#### To do
Only a number is wanted here, namely how many lines of the data contain the string "JSON".

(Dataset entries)

______

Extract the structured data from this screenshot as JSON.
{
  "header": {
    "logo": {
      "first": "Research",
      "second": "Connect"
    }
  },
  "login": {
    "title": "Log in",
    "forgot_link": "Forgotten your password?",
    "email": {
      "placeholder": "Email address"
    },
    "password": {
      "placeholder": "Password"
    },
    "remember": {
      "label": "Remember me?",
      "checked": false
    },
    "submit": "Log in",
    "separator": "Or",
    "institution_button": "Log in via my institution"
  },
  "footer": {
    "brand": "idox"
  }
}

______

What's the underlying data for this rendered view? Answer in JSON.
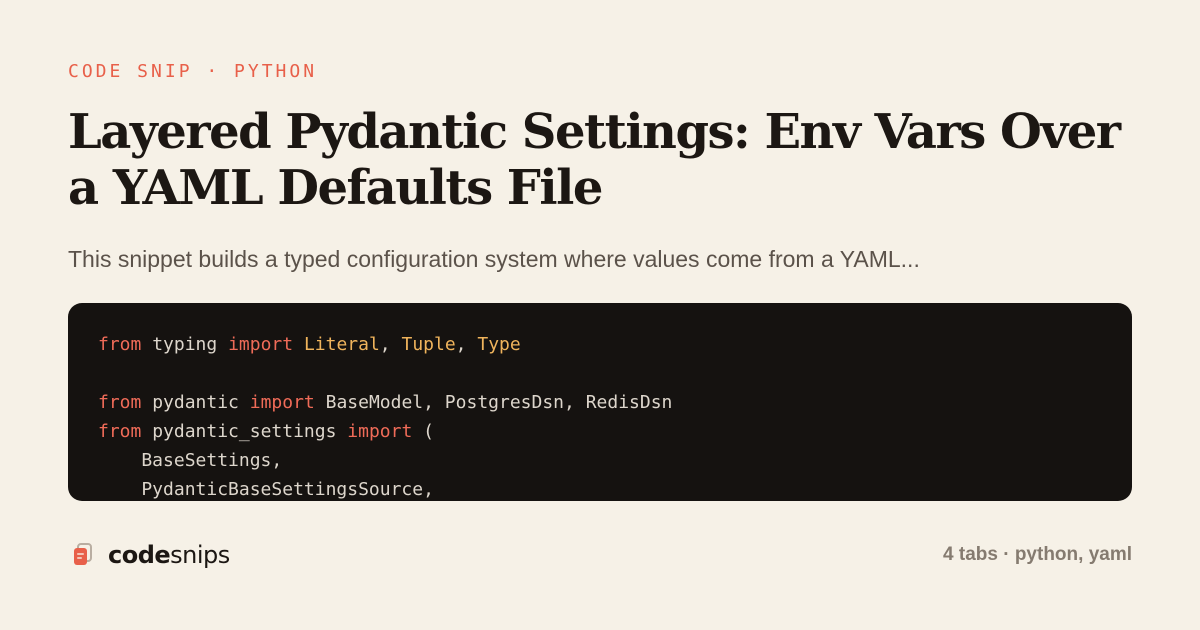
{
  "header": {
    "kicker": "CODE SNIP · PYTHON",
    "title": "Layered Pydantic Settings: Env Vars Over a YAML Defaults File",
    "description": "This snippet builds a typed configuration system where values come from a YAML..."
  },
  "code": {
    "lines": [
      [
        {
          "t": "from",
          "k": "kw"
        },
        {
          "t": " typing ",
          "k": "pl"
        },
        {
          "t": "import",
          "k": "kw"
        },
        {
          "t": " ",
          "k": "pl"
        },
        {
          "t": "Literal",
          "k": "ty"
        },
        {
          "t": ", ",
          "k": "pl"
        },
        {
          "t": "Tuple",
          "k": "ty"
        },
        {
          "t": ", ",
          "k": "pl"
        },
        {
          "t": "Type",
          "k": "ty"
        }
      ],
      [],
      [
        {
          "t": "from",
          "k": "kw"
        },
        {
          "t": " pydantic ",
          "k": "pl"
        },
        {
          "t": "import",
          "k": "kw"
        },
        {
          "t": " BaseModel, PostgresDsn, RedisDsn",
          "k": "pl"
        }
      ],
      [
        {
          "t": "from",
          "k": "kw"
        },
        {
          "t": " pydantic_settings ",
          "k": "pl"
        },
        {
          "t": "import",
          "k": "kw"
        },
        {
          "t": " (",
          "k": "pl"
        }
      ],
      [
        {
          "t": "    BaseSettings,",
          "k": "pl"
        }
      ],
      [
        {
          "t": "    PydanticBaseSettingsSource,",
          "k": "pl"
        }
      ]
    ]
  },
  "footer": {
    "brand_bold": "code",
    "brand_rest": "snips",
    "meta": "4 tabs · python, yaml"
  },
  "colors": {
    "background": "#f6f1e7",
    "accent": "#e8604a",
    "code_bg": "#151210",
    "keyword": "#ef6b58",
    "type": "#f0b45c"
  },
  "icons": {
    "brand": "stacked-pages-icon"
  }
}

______

#### Response area
2